Copy all entries exactly, and wherever an entry holds a picture, leave that picture out.

Page and application data records:
########################################
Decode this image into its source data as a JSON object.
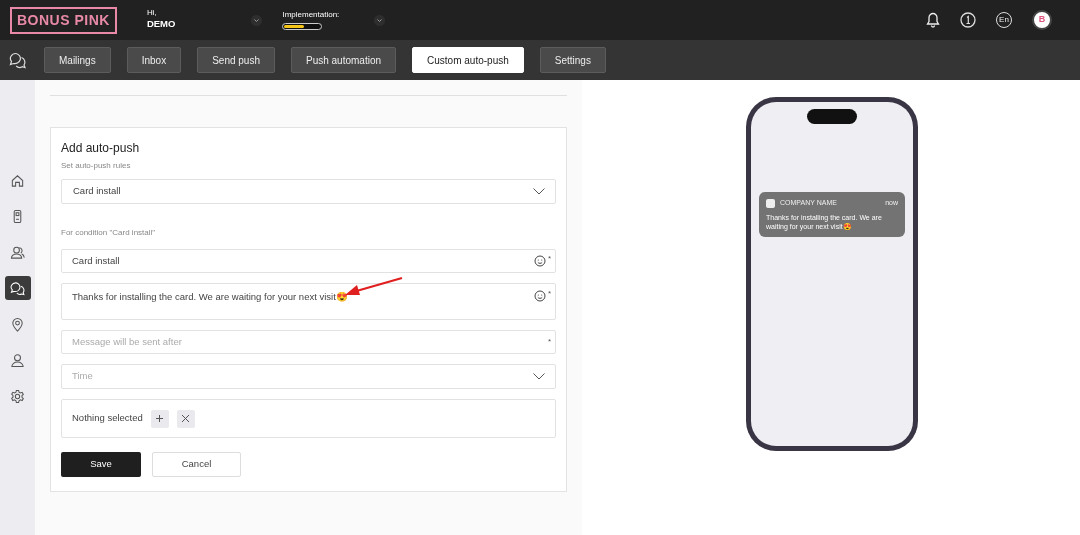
{
  "header": {
    "logo": "BONUS PINK",
    "greeting": "Hi,",
    "user": "DEMO",
    "implementation": {
      "label": "Implementation:",
      "level": 0.55
    },
    "language": "En",
    "avatar": "B"
  },
  "tabs": [
    {
      "label": "Mailings",
      "selected": false
    },
    {
      "label": "Inbox",
      "selected": false
    },
    {
      "label": "Send push",
      "selected": false
    },
    {
      "label": "Push automation",
      "selected": false
    },
    {
      "label": "Custom auto-push",
      "selected": true
    },
    {
      "label": "Settings",
      "selected": false
    }
  ],
  "sidebar": {
    "items": [
      {
        "kind": "home",
        "selected": false
      },
      {
        "kind": "device",
        "selected": false
      },
      {
        "kind": "users",
        "selected": false
      },
      {
        "kind": "chat",
        "selected": true
      },
      {
        "kind": "location",
        "selected": false
      },
      {
        "kind": "user",
        "selected": false
      },
      {
        "kind": "settings",
        "selected": false
      }
    ]
  },
  "form": {
    "title": "Add auto-push",
    "subtitle": "Set auto-push rules",
    "condition": "Card install",
    "condition_note": "For condition \"Card install\"",
    "fields": [
      {
        "kind": "text",
        "value": "Card install",
        "required_mark": "*",
        "emoji_picker": true
      },
      {
        "kind": "textarea",
        "value": "Thanks for installing the card. We are waiting for your next visit😍",
        "required_mark": "*",
        "emoji_picker": true
      },
      {
        "kind": "text",
        "placeholder": "Message will be sent after",
        "required_mark": "*",
        "emoji_picker": false
      },
      {
        "kind": "select",
        "placeholder": "Time",
        "emoji_picker": false
      },
      {
        "kind": "picker",
        "value": "Nothing selected",
        "emoji_picker": false
      }
    ],
    "buttons": [
      {
        "label": "Save",
        "kind": "primary"
      },
      {
        "label": "Cancel",
        "kind": "secondary"
      }
    ]
  },
  "preview": {
    "app_name": "COMPANY NAME",
    "time": "now",
    "message": "Thanks for installing the card. We are waiting for your next visit😍"
  }
}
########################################
(Response box):
Decode this image into its source data as a JSON object.
{
  "header": {
    "logo": "BONUS PINK",
    "greeting": "Hi,",
    "user": "DEMO",
    "implementation": {
      "label": "Implementation:",
      "level": 0.55
    },
    "language": "En",
    "avatar": "B"
  },
  "tabs": [
    {
      "label": "Mailings",
      "selected": false
    },
    {
      "label": "Inbox",
      "selected": false
    },
    {
      "label": "Send push",
      "selected": false
    },
    {
      "label": "Push automation",
      "selected": false
    },
    {
      "label": "Custom auto-push",
      "selected": true
    },
    {
      "label": "Settings",
      "selected": false
    }
  ],
  "sidebar": {
    "items": [
      {
        "kind": "home",
        "selected": false
      },
      {
        "kind": "device",
        "selected": false
      },
      {
        "kind": "users",
        "selected": false
      },
      {
        "kind": "chat",
        "selected": true
      },
      {
        "kind": "location",
        "selected": false
      },
      {
        "kind": "user",
        "selected": false
      },
      {
        "kind": "settings",
        "selected": false
      }
    ]
  },
  "form": {
    "title": "Add auto-push",
    "subtitle": "Set auto-push rules",
    "condition": "Card install",
    "condition_note": "For condition \"Card install\"",
    "fields": [
      {
        "kind": "text",
        "value": "Card install",
        "required_mark": "*",
        "emoji_picker": true
      },
      {
        "kind": "textarea",
        "value": "Thanks for installing the card. We are waiting for your next visit😍",
        "required_mark": "*",
        "emoji_picker": true
      },
      {
        "kind": "text",
        "placeholder": "Message will be sent after",
        "required_mark": "*",
        "emoji_picker": false
      },
      {
        "kind": "select",
        "placeholder": "Time",
        "emoji_picker": false
      },
      {
        "kind": "picker",
        "value": "Nothing selected",
        "emoji_picker": false
      }
    ],
    "buttons": [
      {
        "label": "Save",
        "kind": "primary"
      },
      {
        "label": "Cancel",
        "kind": "secondary"
      }
    ]
  },
  "preview": {
    "app_name": "COMPANY NAME",
    "time": "now",
    "message": "Thanks for installing the card. We are waiting for your next visit😍"
  }
}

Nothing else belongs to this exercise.